Task to carry out:
Line by line, copy the listing below exactly.
Segment Open
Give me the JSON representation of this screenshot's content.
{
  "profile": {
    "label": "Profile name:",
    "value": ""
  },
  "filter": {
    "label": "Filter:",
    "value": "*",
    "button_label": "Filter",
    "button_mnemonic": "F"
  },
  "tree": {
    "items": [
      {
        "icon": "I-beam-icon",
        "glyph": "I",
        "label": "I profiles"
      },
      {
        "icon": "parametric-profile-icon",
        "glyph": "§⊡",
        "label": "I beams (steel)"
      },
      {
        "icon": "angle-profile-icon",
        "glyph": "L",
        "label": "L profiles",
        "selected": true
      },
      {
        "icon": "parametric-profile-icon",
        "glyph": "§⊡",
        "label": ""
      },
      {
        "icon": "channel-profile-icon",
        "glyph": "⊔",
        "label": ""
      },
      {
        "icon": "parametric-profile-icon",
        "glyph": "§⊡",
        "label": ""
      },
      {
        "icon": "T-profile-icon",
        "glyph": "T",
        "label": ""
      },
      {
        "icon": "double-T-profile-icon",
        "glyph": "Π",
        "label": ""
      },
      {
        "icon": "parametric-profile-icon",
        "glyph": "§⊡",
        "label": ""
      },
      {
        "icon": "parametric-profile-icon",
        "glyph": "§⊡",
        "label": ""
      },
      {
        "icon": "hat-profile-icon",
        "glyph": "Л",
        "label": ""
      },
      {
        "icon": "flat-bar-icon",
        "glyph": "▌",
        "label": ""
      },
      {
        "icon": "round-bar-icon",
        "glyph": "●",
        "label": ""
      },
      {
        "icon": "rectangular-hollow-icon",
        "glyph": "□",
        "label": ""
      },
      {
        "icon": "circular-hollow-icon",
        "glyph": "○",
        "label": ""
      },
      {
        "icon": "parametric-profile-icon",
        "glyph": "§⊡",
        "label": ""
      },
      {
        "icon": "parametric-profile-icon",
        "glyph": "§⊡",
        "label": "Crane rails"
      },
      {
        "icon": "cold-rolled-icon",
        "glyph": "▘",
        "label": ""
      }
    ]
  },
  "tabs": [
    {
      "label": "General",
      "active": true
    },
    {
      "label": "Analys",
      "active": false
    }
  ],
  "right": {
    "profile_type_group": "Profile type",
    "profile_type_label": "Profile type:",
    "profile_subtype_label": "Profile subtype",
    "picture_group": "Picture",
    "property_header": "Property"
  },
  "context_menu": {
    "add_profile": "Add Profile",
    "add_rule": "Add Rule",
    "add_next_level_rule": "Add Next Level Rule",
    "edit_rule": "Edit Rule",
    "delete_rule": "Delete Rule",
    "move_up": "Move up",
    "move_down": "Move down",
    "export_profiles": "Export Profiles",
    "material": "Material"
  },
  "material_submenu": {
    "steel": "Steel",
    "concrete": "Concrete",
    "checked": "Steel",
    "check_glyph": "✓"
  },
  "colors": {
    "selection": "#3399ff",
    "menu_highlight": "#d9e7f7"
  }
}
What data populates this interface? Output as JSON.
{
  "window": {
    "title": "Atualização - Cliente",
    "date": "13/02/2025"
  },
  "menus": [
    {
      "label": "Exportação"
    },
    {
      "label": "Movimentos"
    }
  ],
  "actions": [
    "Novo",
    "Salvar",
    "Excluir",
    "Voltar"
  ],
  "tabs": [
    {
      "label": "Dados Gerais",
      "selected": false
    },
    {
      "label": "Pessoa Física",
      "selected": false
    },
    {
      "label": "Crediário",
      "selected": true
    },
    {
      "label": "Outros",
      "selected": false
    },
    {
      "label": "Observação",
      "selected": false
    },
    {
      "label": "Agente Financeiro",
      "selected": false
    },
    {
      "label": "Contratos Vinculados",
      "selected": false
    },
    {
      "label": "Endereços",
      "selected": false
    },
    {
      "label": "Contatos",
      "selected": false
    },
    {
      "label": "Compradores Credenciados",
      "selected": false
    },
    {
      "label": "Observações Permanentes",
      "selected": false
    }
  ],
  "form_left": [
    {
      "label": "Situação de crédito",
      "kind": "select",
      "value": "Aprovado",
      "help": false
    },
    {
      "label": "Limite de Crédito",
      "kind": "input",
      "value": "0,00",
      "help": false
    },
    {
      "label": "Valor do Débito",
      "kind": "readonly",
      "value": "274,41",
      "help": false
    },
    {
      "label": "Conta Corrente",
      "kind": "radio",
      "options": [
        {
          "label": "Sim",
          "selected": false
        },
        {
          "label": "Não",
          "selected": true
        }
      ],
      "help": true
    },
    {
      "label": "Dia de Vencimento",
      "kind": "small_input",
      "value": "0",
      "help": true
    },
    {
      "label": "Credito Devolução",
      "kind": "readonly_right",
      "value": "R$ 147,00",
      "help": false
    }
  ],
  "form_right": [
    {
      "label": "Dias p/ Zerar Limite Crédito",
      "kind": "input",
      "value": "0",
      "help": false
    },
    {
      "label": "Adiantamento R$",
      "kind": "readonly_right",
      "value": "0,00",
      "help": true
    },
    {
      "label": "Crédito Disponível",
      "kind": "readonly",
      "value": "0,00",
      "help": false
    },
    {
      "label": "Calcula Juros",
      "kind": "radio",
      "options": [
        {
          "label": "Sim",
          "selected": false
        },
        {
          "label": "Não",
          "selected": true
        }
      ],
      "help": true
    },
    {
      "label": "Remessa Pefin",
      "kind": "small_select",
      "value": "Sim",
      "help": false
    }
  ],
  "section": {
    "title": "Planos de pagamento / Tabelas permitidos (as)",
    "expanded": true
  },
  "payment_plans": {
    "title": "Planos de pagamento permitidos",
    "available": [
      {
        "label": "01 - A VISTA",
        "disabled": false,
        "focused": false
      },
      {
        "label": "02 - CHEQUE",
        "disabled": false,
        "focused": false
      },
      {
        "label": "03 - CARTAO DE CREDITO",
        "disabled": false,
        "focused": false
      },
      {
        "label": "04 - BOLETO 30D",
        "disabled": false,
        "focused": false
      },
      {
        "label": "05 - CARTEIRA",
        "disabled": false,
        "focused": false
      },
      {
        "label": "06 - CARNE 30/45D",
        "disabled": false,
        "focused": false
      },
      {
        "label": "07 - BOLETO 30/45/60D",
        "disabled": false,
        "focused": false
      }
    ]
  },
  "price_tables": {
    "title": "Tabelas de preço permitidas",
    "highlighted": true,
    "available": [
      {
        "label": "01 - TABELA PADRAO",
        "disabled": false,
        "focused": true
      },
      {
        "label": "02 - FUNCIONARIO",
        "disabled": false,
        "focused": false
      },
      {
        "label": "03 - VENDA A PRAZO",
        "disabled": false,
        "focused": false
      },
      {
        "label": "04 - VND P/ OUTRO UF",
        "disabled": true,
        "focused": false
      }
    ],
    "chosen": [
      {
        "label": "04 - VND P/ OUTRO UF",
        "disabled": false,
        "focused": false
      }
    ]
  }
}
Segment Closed
Solution for this problem:
Give me the JSON representation of this screenshot's content.
{
  "profile": {
    "label": "Profile name:",
    "value": ""
  },
  "filter": {
    "label": "Filter:",
    "value": "*",
    "button_label": "Filter",
    "button_mnemonic": "F"
  },
  "tree": {
    "items": [
      {
        "icon": "I-beam-icon",
        "glyph": "I",
        "label": "I profiles"
      },
      {
        "icon": "parametric-profile-icon",
        "glyph": "§⊡",
        "label": "I beams (steel)"
      },
      {
        "icon": "angle-profile-icon",
        "glyph": "L",
        "label": "L profiles",
        "selected": true
      },
      {
        "icon": "parametric-profile-icon",
        "glyph": "§⊡",
        "label": ""
      },
      {
        "icon": "channel-profile-icon",
        "glyph": "⊔",
        "label": ""
      },
      {
        "icon": "parametric-profile-icon",
        "glyph": "§⊡",
        "label": ""
      },
      {
        "icon": "T-profile-icon",
        "glyph": "T",
        "label": ""
      },
      {
        "icon": "double-T-profile-icon",
        "glyph": "Π",
        "label": ""
      },
      {
        "icon": "parametric-profile-icon",
        "glyph": "§⊡",
        "label": ""
      },
      {
        "icon": "parametric-profile-icon",
        "glyph": "§⊡",
        "label": ""
      },
      {
        "icon": "hat-profile-icon",
        "glyph": "Л",
        "label": ""
      },
      {
        "icon": "flat-bar-icon",
        "glyph": "▌",
        "label": ""
      },
      {
        "icon": "round-bar-icon",
        "glyph": "●",
        "label": ""
      },
      {
        "icon": "rectangular-hollow-icon",
        "glyph": "□",
        "label": ""
      },
      {
        "icon": "circular-hollow-icon",
        "glyph": "○",
        "label": ""
      },
      {
        "icon": "parametric-profile-icon",
        "glyph": "§⊡",
        "label": ""
      },
      {
        "icon": "parametric-profile-icon",
        "glyph": "§⊡",
        "label": "Crane rails"
      },
      {
        "icon": "cold-rolled-icon",
        "glyph": "▘",
        "label": ""
      }
    ]
  },
  "tabs": [
    {
      "label": "General",
      "active": true
    },
    {
      "label": "Analys",
      "active": false
    }
  ],
  "right": {
    "profile_type_group": "Profile type",
    "profile_type_label": "Profile type:",
    "profile_subtype_label": "Profile subtype",
    "picture_group": "Picture",
    "property_header": "Property"
  },
  "context_menu": {
    "add_profile": "Add Profile",
    "add_rule": "Add Rule",
    "add_next_level_rule": "Add Next Level Rule",
    "edit_rule": "Edit Rule",
    "delete_rule": "Delete Rule",
    "move_up": "Move up",
    "move_down": "Move down",
    "export_profiles": "Export Profiles",
    "material": "Material"
  },
  "material_submenu": {
    "steel": "Steel",
    "concrete": "Concrete",
    "checked": "Steel",
    "check_glyph": "✓"
  },
  "colors": {
    "selection": "#3399ff",
    "menu_highlight": "#d9e7f7"
  }
}
What data populates this interface? Output as JSON.
{
  "window": {
    "title": "Atualização - Cliente",
    "date": "13/02/2025"
  },
  "menus": [
    {
      "label": "Exportação"
    },
    {
      "label": "Movimentos"
    }
  ],
  "actions": [
    "Novo",
    "Salvar",
    "Excluir",
    "Voltar"
  ],
  "tabs": [
    {
      "label": "Dados Gerais",
      "selected": false
    },
    {
      "label": "Pessoa Física",
      "selected": false
    },
    {
      "label": "Crediário",
      "selected": true
    },
    {
      "label": "Outros",
      "selected": false
    },
    {
      "label": "Observação",
      "selected": false
    },
    {
      "label": "Agente Financeiro",
      "selected": false
    },
    {
      "label": "Contratos Vinculados",
      "selected": false
    },
    {
      "label": "Endereços",
      "selected": false
    },
    {
      "label": "Contatos",
      "selected": false
    },
    {
      "label": "Compradores Credenciados",
      "selected": false
    },
    {
      "label": "Observações Permanentes",
      "selected": false
    }
  ],
  "form_left": [
    {
      "label": "Situação de crédito",
      "kind": "select",
      "value": "Aprovado",
      "help": false
    },
    {
      "label": "Limite de Crédito",
      "kind": "input",
      "value": "0,00",
      "help": false
    },
    {
      "label": "Valor do Débito",
      "kind": "readonly",
      "value": "274,41",
      "help": false
    },
    {
      "label": "Conta Corrente",
      "kind": "radio",
      "options": [
        {
          "label": "Sim",
          "selected": false
        },
        {
          "label": "Não",
          "selected": true
        }
      ],
      "help": true
    },
    {
      "label": "Dia de Vencimento",
      "kind": "small_input",
      "value": "0",
      "help": true
    },
    {
      "label": "Credito Devolução",
      "kind": "readonly_right",
      "value": "R$ 147,00",
      "help": false
    }
  ],
  "form_right": [
    {
      "label": "Dias p/ Zerar Limite Crédito",
      "kind": "input",
      "value": "0",
      "help": false
    },
    {
      "label": "Adiantamento R$",
      "kind": "readonly_right",
      "value": "0,00",
      "help": true
    },
    {
      "label": "Crédito Disponível",
      "kind": "readonly",
      "value": "0,00",
      "help": false
    },
    {
      "label": "Calcula Juros",
      "kind": "radio",
      "options": [
        {
          "label": "Sim",
          "selected": false
        },
        {
          "label": "Não",
          "selected": true
        }
      ],
      "help": true
    },
    {
      "label": "Remessa Pefin",
      "kind": "small_select",
      "value": "Sim",
      "help": false
    }
  ],
  "section": {
    "title": "Planos de pagamento / Tabelas permitidos (as)",
    "expanded": true
  },
  "payment_plans": {
    "title": "Planos de pagamento permitidos",
    "available": [
      {
        "label": "01 - A VISTA",
        "disabled": false,
        "focused": false
      },
      {
        "label": "02 - CHEQUE",
        "disabled": false,
        "focused": false
      },
      {
        "label": "03 - CARTAO DE CREDITO",
        "disabled": false,
        "focused": false
      },
      {
        "label": "04 - BOLETO 30D",
        "disabled": false,
        "focused": false
      },
      {
        "label": "05 - CARTEIRA",
        "disabled": false,
        "focused": false
      },
      {
        "label": "06 - CARNE 30/45D",
        "disabled": false,
        "focused": false
      },
      {
        "label": "07 - BOLETO 30/45/60D",
        "disabled": false,
        "focused": false
      }
    ]
  },
  "price_tables": {
    "title": "Tabelas de preço permitidas",
    "highlighted": true,
    "available": [
      {
        "label": "01 - TABELA PADRAO",
        "disabled": false,
        "focused": true
      },
      {
        "label": "02 - FUNCIONARIO",
        "disabled": false,
        "focused": false
      },
      {
        "label": "03 - VENDA A PRAZO",
        "disabled": false,
        "focused": false
      },
      {
        "label": "04 - VND P/ OUTRO UF",
        "disabled": true,
        "focused": false
      }
    ],
    "chosen": [
      {
        "label": "04 - VND P/ OUTRO UF",
        "disabled": false,
        "focused": false
      }
    ]
  }
}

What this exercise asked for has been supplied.